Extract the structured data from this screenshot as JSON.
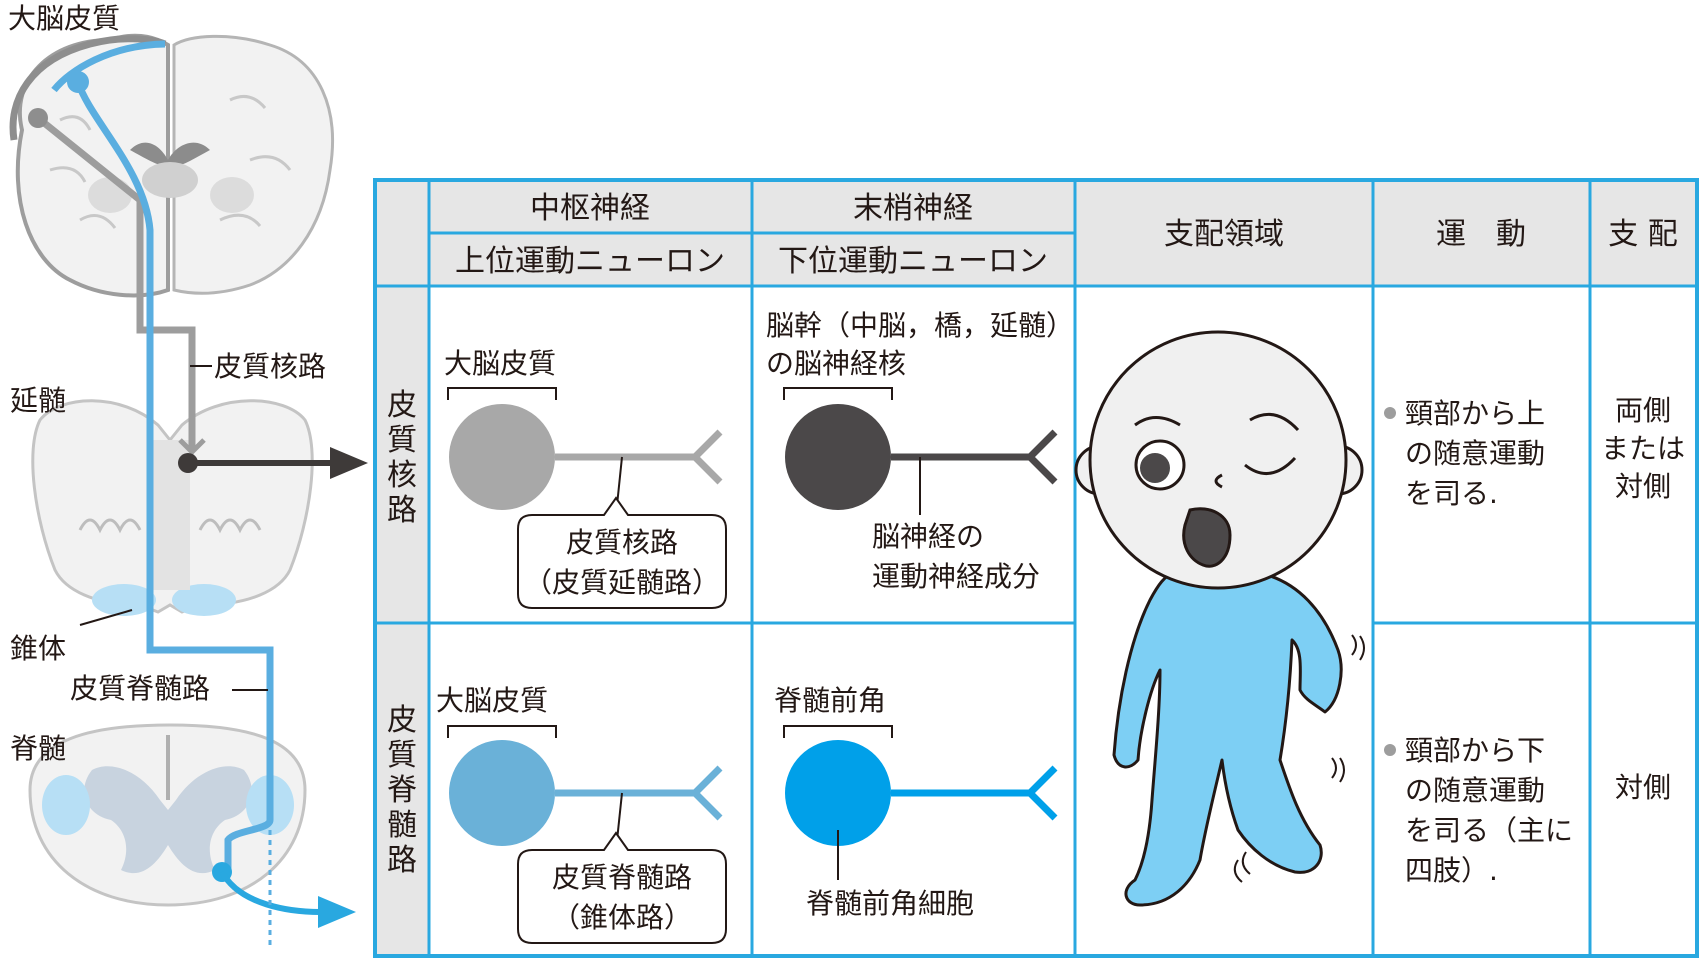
{
  "brain_labels": {
    "cerebral_cortex": "大脳皮質",
    "medulla": "延髄",
    "pyramid": "錐体",
    "spinal_cord": "脊髄",
    "corticobulbar_tract": "皮質核路",
    "corticospinal_tract": "皮質脊髄路"
  },
  "table": {
    "header": {
      "central": "中枢神経",
      "peripheral": "末梢神経",
      "upper_neuron": "上位運動ニューロン",
      "lower_neuron": "下位運動ニューロン",
      "domain": "支配領域",
      "movement": "運　動",
      "control": "支 配"
    },
    "rows": [
      {
        "name": "皮質核路",
        "upper_origin": "大脳皮質",
        "upper_tract_line1": "皮質核路",
        "upper_tract_line2": "（皮質延髄路）",
        "lower_origin_line1": "脳幹（中脳，橋，延髄）",
        "lower_origin_line2": "の脳神経核",
        "lower_note_line1": "脳神経の",
        "lower_note_line2": "運動神経成分",
        "movement_lines": [
          "頸部から上",
          "の随意運動",
          "を司る."
        ],
        "control_lines": [
          "両側",
          "または",
          "対側"
        ]
      },
      {
        "name": "皮質脊髄路",
        "upper_origin": "大脳皮質",
        "upper_tract_line1": "皮質脊髄路",
        "upper_tract_line2": "（錐体路）",
        "lower_origin_line1": "脊髄前角",
        "lower_note_line1": "脊髄前角細胞",
        "movement_lines": [
          "頸部から下",
          "の随意運動",
          "を司る（主に",
          "四肢）."
        ],
        "control_lines": [
          "対側"
        ]
      }
    ]
  },
  "colors": {
    "frame_blue": "#29a8e0",
    "tract_blue": "#5aaee0",
    "tract_gray": "#9d9d9d",
    "header_fill": "#e6e6e6",
    "upper_gray_cell": "#a8a8a8",
    "lower_dark_cell": "#4b4849",
    "upper_blue_cell": "#6ab1d8",
    "lower_blue_cell": "#00a0e9",
    "body_blue": "#7dcff4"
  }
}
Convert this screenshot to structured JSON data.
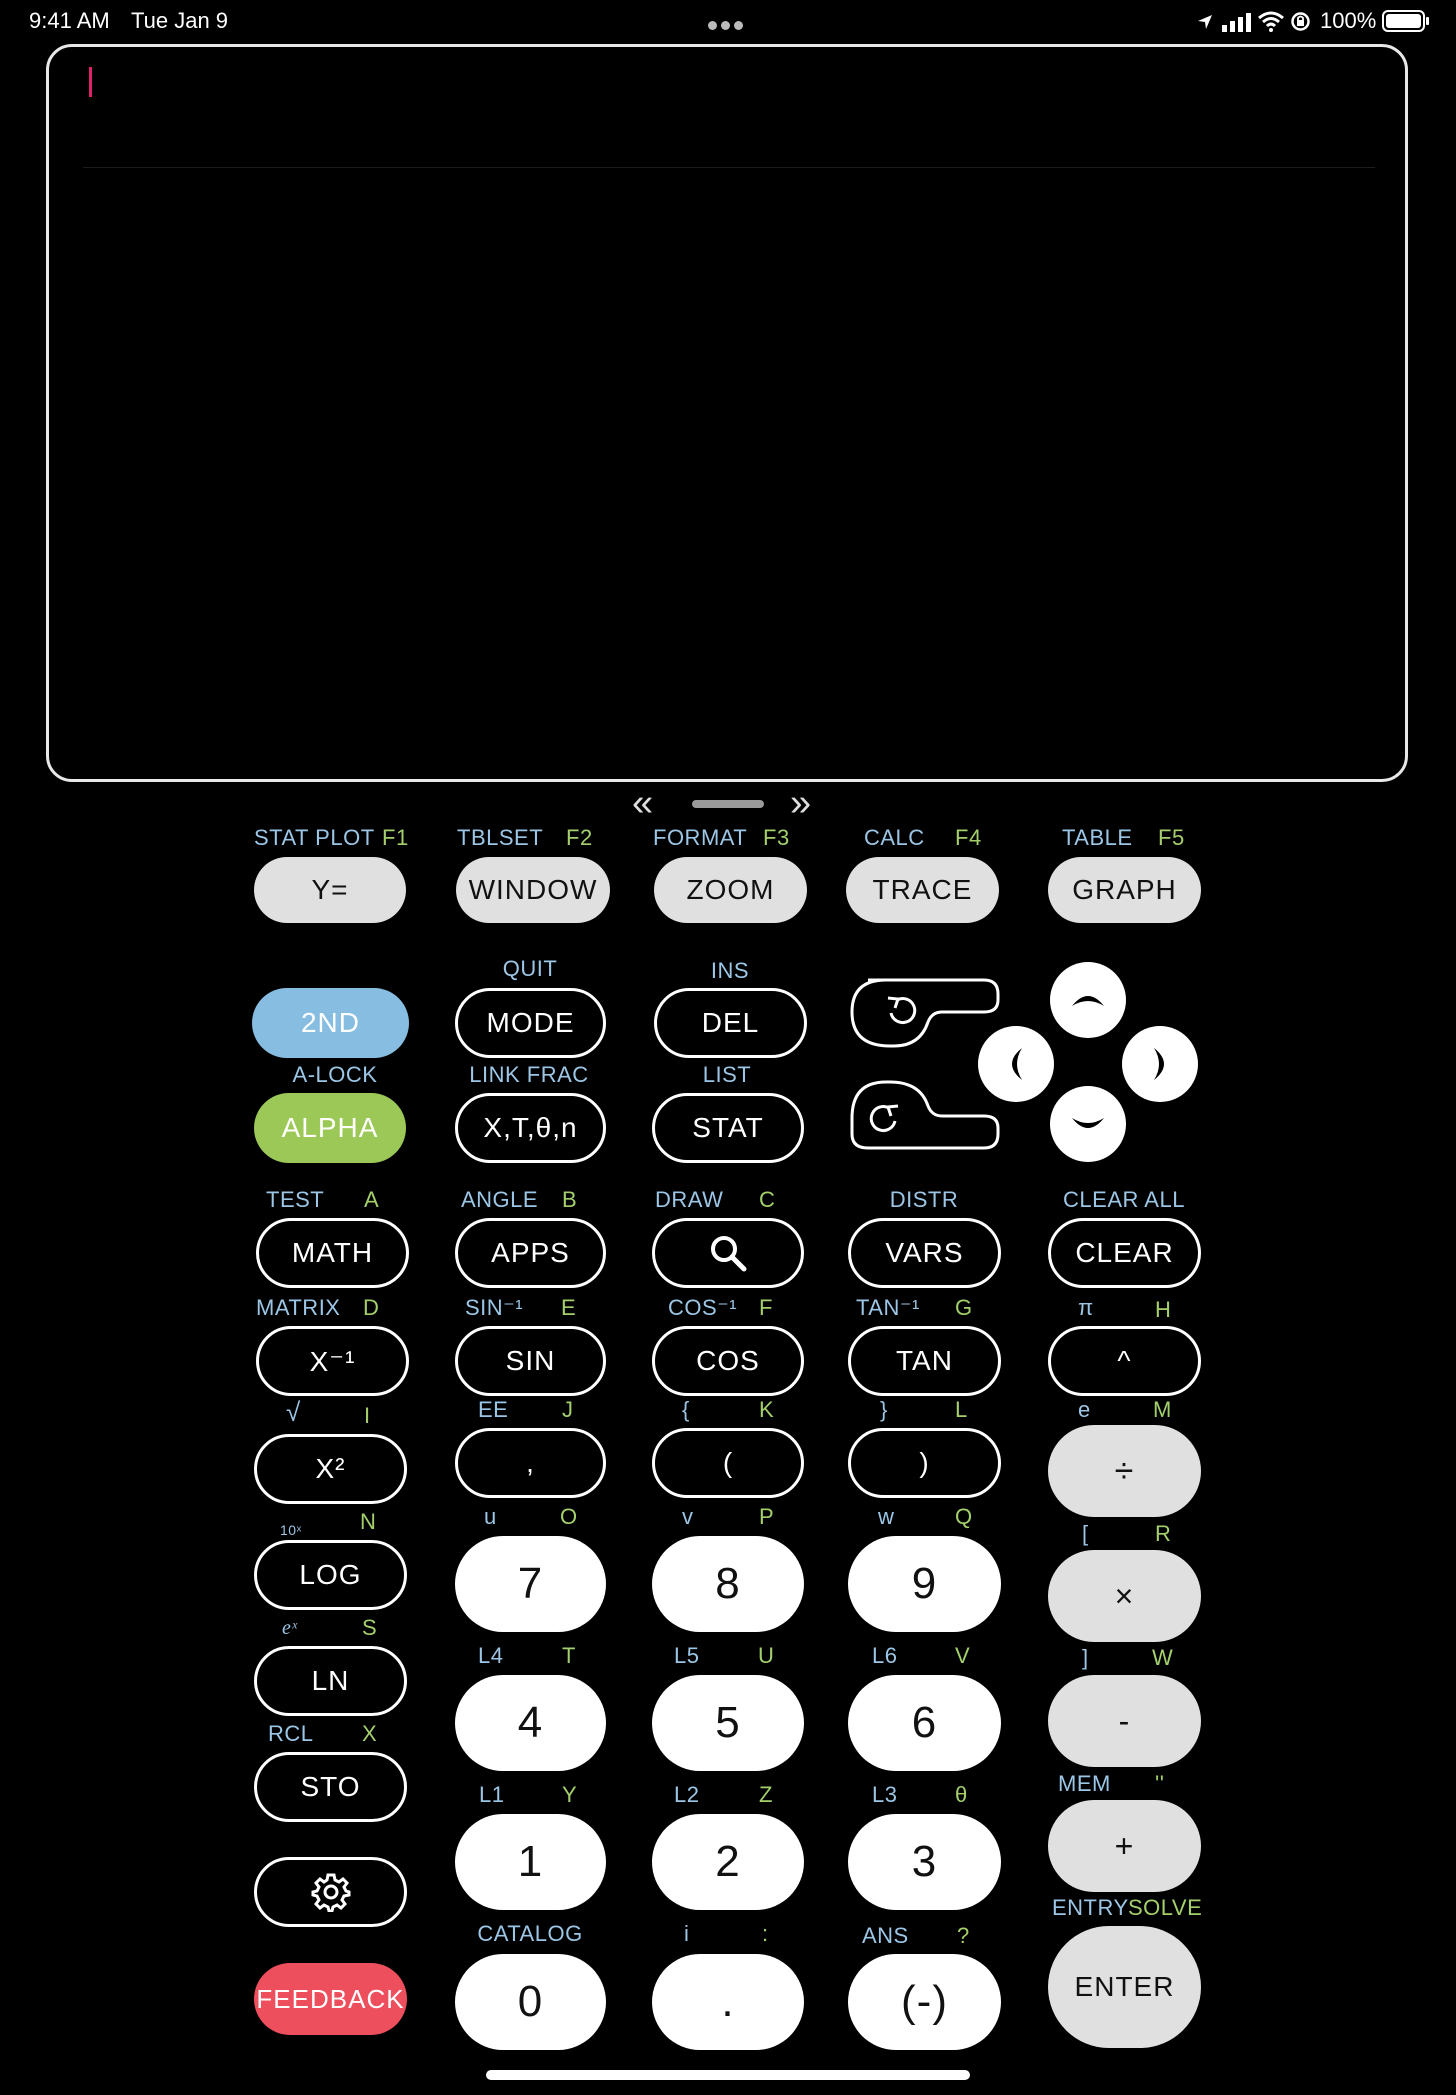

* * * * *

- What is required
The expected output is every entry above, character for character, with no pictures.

- Task result
Extract the structured data from this screenshot as JSON.
{
  "brain_labels": {
    "cerebral_cortex": "大脳皮質",
    "medulla": "延髄",
    "pyramid": "錐体",
    "spinal_cord": "脊髄",
    "corticobulbar_tract": "皮質核路",
    "corticospinal_tract": "皮質脊髄路"
  },
  "table": {
    "header": {
      "central": "中枢神経",
      "peripheral": "末梢神経",
      "upper_neuron": "上位運動ニューロン",
      "lower_neuron": "下位運動ニューロン",
      "domain": "支配領域",
      "movement": "運　動",
      "control": "支 配"
    },
    "rows": [
      {
        "name": "皮質核路",
        "upper_origin": "大脳皮質",
        "upper_tract_line1": "皮質核路",
        "upper_tract_line2": "（皮質延髄路）",
        "lower_origin_line1": "脳幹（中脳，橋，延髄）",
        "lower_origin_line2": "の脳神経核",
        "lower_note_line1": "脳神経の",
        "lower_note_line2": "運動神経成分",
        "movement_lines": [
          "頸部から上",
          "の随意運動",
          "を司る."
        ],
        "control_lines": [
          "両側",
          "または",
          "対側"
        ]
      },
      {
        "name": "皮質脊髄路",
        "upper_origin": "大脳皮質",
        "upper_tract_line1": "皮質脊髄路",
        "upper_tract_line2": "（錐体路）",
        "lower_origin_line1": "脊髄前角",
        "lower_note_line1": "脊髄前角細胞",
        "movement_lines": [
          "頸部から下",
          "の随意運動",
          "を司る（主に",
          "四肢）."
        ],
        "control_lines": [
          "対側"
        ]
      }
    ]
  },
  "colors": {
    "frame_blue": "#29a8e0",
    "tract_blue": "#5aaee0",
    "tract_gray": "#9d9d9d",
    "header_fill": "#e6e6e6",
    "upper_gray_cell": "#a8a8a8",
    "lower_dark_cell": "#4b4849",
    "upper_blue_cell": "#6ab1d8",
    "lower_blue_cell": "#00a0e9",
    "body_blue": "#7dcff4"
  }
}
Convert this screenshot to structured JSON data.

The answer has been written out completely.